TASK BRIEF: All lines holding the word "metric" should be located in the records and copied.

App and web page records:
▼

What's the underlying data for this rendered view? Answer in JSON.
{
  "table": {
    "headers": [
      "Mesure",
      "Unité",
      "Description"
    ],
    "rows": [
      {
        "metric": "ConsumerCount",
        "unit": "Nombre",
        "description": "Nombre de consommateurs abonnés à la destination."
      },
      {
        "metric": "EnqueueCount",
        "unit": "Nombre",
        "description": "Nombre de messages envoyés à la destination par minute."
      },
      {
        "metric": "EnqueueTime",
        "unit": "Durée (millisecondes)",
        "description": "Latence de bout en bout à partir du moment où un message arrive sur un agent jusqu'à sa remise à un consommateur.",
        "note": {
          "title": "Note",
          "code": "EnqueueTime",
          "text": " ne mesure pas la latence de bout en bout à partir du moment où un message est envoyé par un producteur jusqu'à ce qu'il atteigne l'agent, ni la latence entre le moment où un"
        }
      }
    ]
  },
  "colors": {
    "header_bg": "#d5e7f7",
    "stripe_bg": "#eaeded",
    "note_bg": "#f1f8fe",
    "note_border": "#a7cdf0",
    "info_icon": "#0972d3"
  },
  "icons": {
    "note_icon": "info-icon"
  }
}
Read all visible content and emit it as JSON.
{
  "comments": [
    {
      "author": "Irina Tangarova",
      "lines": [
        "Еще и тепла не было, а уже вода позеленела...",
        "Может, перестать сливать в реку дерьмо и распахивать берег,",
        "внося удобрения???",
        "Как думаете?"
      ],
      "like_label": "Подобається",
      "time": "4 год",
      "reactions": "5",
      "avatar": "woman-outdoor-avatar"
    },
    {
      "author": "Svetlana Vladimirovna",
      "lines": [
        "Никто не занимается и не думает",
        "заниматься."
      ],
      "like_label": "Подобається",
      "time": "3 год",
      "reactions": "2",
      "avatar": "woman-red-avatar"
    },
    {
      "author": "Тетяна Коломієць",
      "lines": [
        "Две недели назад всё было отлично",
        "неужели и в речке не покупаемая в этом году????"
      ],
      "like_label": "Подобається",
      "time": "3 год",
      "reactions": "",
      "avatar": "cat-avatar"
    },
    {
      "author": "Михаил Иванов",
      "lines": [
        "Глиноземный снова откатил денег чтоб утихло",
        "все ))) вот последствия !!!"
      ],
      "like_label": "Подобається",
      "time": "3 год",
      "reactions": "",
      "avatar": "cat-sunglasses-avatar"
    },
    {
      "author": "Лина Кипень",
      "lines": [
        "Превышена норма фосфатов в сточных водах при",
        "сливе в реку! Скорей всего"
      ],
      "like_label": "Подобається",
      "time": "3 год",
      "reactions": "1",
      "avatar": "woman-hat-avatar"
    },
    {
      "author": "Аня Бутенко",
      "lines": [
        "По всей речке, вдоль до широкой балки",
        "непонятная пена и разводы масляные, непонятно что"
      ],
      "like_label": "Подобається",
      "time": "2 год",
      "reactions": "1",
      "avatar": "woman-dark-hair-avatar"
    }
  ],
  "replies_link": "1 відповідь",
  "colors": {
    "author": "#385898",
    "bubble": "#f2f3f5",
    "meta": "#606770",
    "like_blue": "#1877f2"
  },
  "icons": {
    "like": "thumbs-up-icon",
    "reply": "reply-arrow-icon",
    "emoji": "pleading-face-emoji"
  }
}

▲

RESPONSE:
        "metric": "ConsumerCount",
        "metric": "EnqueueCount",
        "metric": "EnqueueTime",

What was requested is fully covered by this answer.